Who Gets a Vaccine?
Perhaps a more difficult job than discovering a safe vaccine for COVID-19 is producing enough to widely inoculate the public – and deciding who gets it first. The World Health Organization (WHO) and the US National Academies of Sciences, Engineering, and Medicine (NASEM) have each released separate guidance recommendations that prioritizes who should receive a vaccine. Healthcare professionals, essential workers and elderly people will likely be the first to have access to a vaccine. Also, the AARP has an excellent resource to learn more about vaccines for the coronavirus.
Emergency Preparedness
The NHF is saddened by the loss of life and destruction of communities due to catastrophic fires in the west and a number of hurricanes in the Southeast.  It is important for you and every member of your family to know how to prepare for natural and man-made disasters in case you need to evacuate your home on short notice.

WOW, there is a lot going on.

Remember a few simple recommendations to stay safe during the pandemic and a possible second wave of infection: practice good hygiene by washing your hands with soap and water or use an alcohol-based sanitizer, wear a mask over your nose and mouth, practice physical distancing of at least six feet, avoid crowded spaces especially indoors, and above all, limit your exposures to anyone who is sick or if you are sick, stay home.

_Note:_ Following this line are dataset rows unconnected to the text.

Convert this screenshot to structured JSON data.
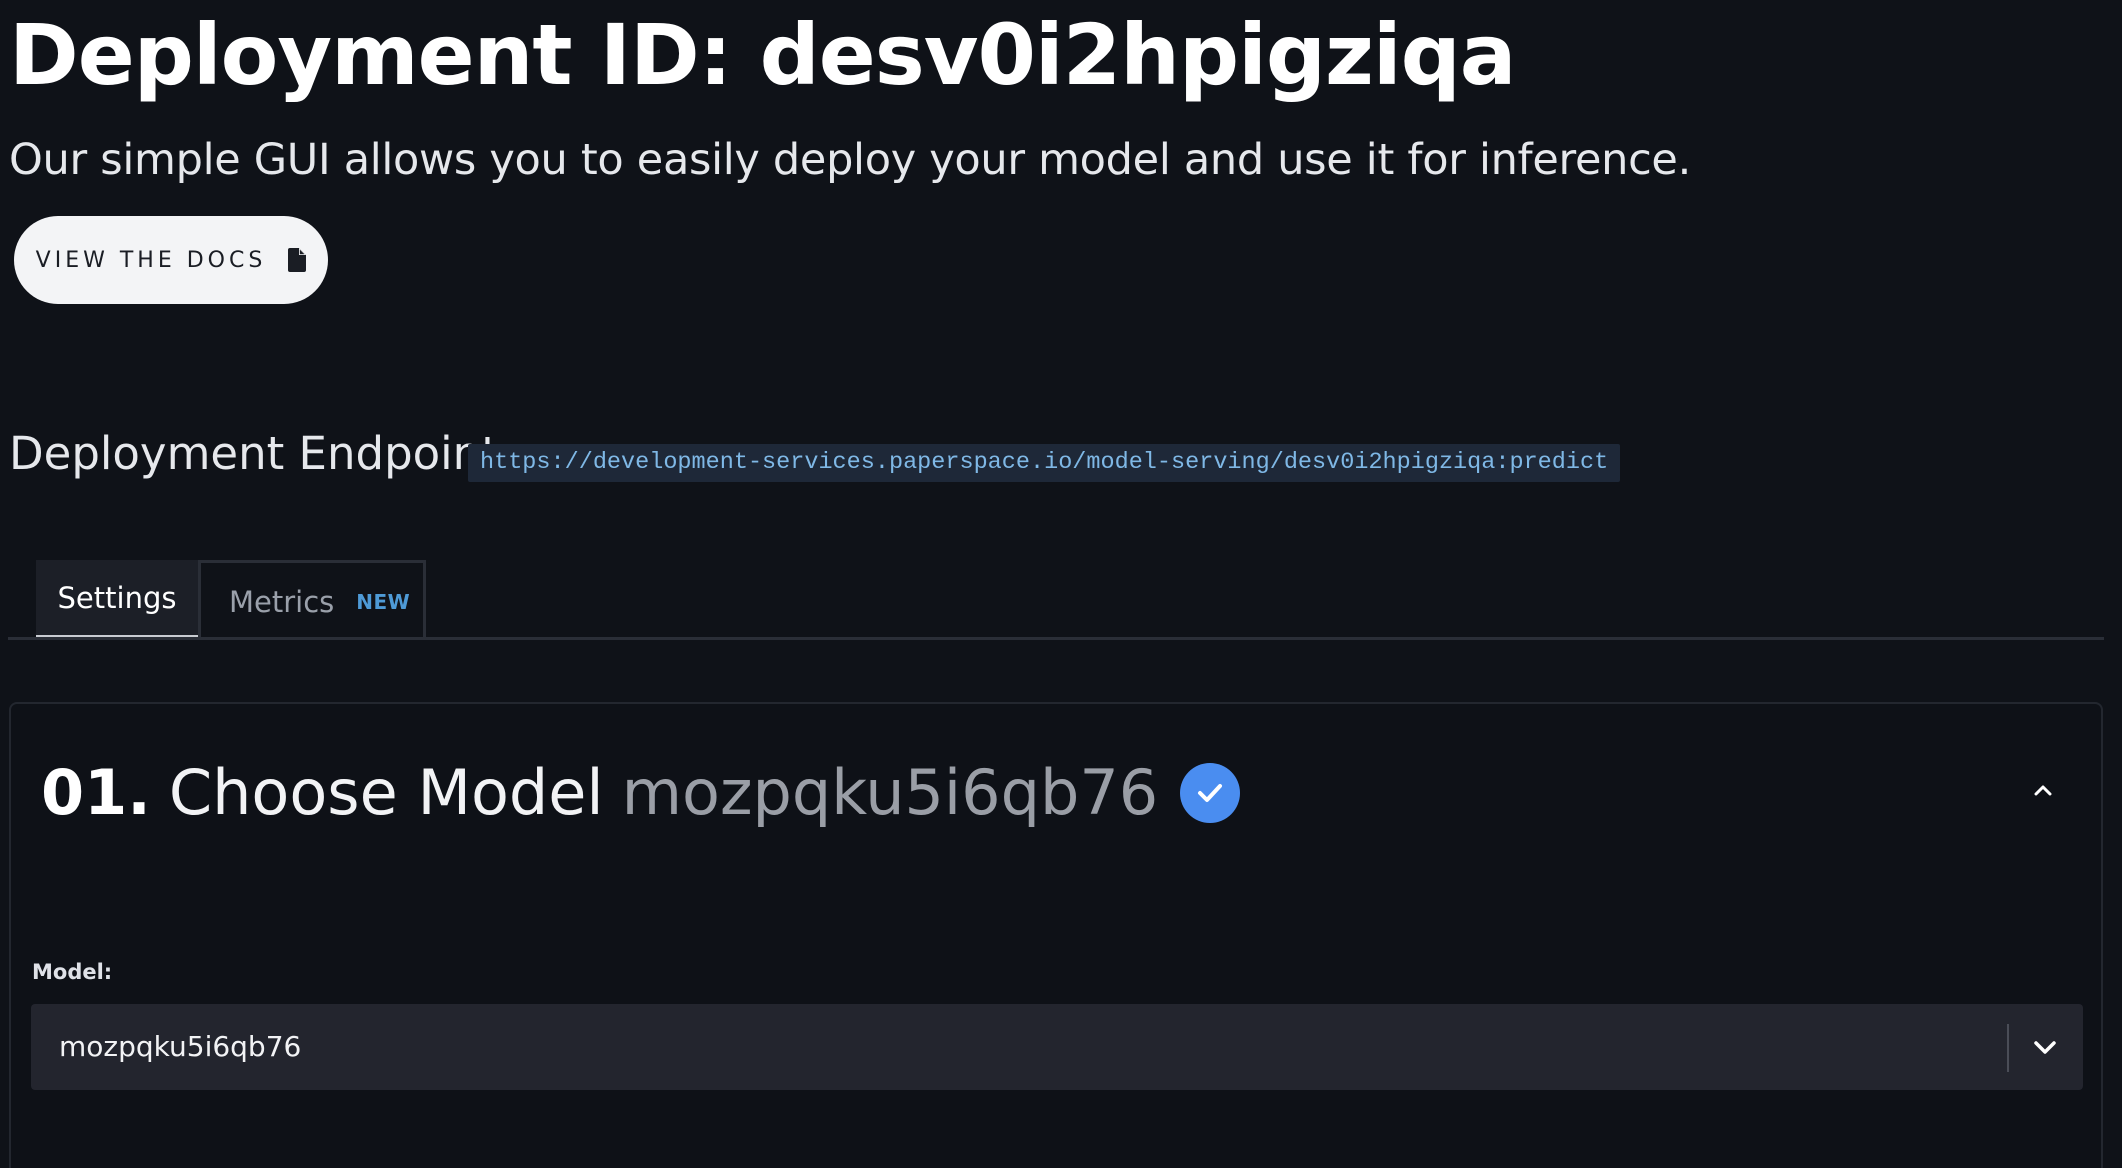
{
  "header": {
    "title": "Deployment ID: desv0i2hpigziqa",
    "subtitle": "Our simple GUI allows you to easily deploy your model and use it for inference.",
    "docs_button_label": "VIEW THE DOCS",
    "docs_icon": "document-icon"
  },
  "endpoint": {
    "label": "Deployment Endpoint:",
    "url": "https://development-services.paperspace.io/model-serving/desv0i2hpigziqa:predict"
  },
  "tabs": [
    {
      "label": "Settings",
      "active": true,
      "badge": ""
    },
    {
      "label": "Metrics",
      "active": false,
      "badge": "NEW"
    }
  ],
  "step": {
    "number": "01.",
    "title": "Choose Model",
    "model_id": "mozpqku5i6qb76",
    "status_icon": "check-circle-icon",
    "collapse_icon": "chevron-up-icon"
  },
  "model_field": {
    "label": "Model:",
    "value": "mozpqku5i6qb76",
    "dropdown_icon": "chevron-down-icon"
  },
  "colors": {
    "background": "#0f1218",
    "accent_blue": "#4a8df0",
    "badge_blue": "#4e9ad6",
    "code_text": "#7fb8e6",
    "code_bg": "#1e2838"
  }
}
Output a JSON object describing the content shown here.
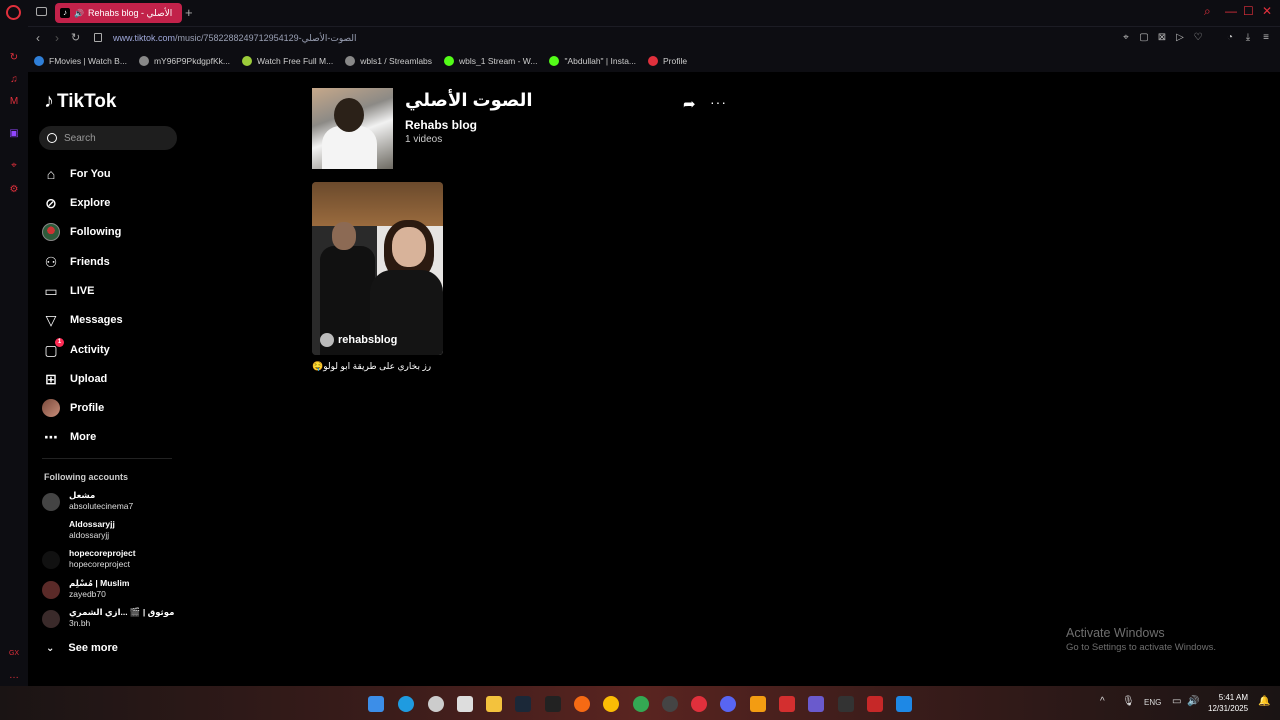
{
  "browser": {
    "tab_title": "Rehabs blog - الأصلي",
    "url_host": "www.tiktok.com",
    "url_path": "/music/7582288249712954129-الصوت-الأصلي"
  },
  "bookmarks": [
    {
      "label": "FMovies | Watch B...",
      "color": "#2f7fd8"
    },
    {
      "label": "mY96P9PkdgpfKk...",
      "color": "#888888"
    },
    {
      "label": "Watch Free Full M...",
      "color": "#9ccc3a"
    },
    {
      "label": "wbls1 / Streamlabs",
      "color": "#888888"
    },
    {
      "label": "wbls_1 Stream - W...",
      "color": "#53fc18"
    },
    {
      "label": "\"Abdullah\" | Insta...",
      "color": "#53fc18"
    },
    {
      "label": "Profile",
      "color": "#e0303c"
    }
  ],
  "sidebar": {
    "logo": "TikTok",
    "search_placeholder": "Search",
    "menu": [
      {
        "label": "For You",
        "icon": "home-icon"
      },
      {
        "label": "Explore",
        "icon": "compass-icon"
      },
      {
        "label": "Following",
        "icon": "following-avatar"
      },
      {
        "label": "Friends",
        "icon": "friends-icon"
      },
      {
        "label": "LIVE",
        "icon": "live-icon"
      },
      {
        "label": "Messages",
        "icon": "send-icon"
      },
      {
        "label": "Activity",
        "icon": "inbox-icon",
        "badge": "1"
      },
      {
        "label": "Upload",
        "icon": "plus-square-icon"
      },
      {
        "label": "Profile",
        "icon": "profile-avatar"
      },
      {
        "label": "More",
        "icon": "ellipsis-icon"
      }
    ],
    "following_title": "Following accounts",
    "accounts": [
      {
        "name": "مشعل",
        "handle": "absolutecinema7"
      },
      {
        "name": "Aldossaryjj",
        "handle": "aldossaryjj"
      },
      {
        "name": "hopecoreproject",
        "handle": "hopecoreproject"
      },
      {
        "name": "مُسْلِم | Muslim",
        "handle": "zayedb70"
      },
      {
        "name": "موثوق | 🎬 ...ازي الشمري",
        "handle": "3n.bh"
      }
    ],
    "see_more": "See more"
  },
  "music": {
    "title": "الصوت الأصلي",
    "author": "Rehabs blog",
    "count": "1 videos"
  },
  "video": {
    "username": "rehabsblog",
    "caption": "رز بخاري على طريقة ابو لولو🤤"
  },
  "watermark": {
    "line1": "Activate Windows",
    "line2": "Go to Settings to activate Windows."
  },
  "taskbar": {
    "lang": "ENG",
    "time": "5:41 AM",
    "date": "12/31/2025"
  }
}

To help support our mission and continue to provide you with the information you need through the COVID-19 pandemic, donate here. Thank you.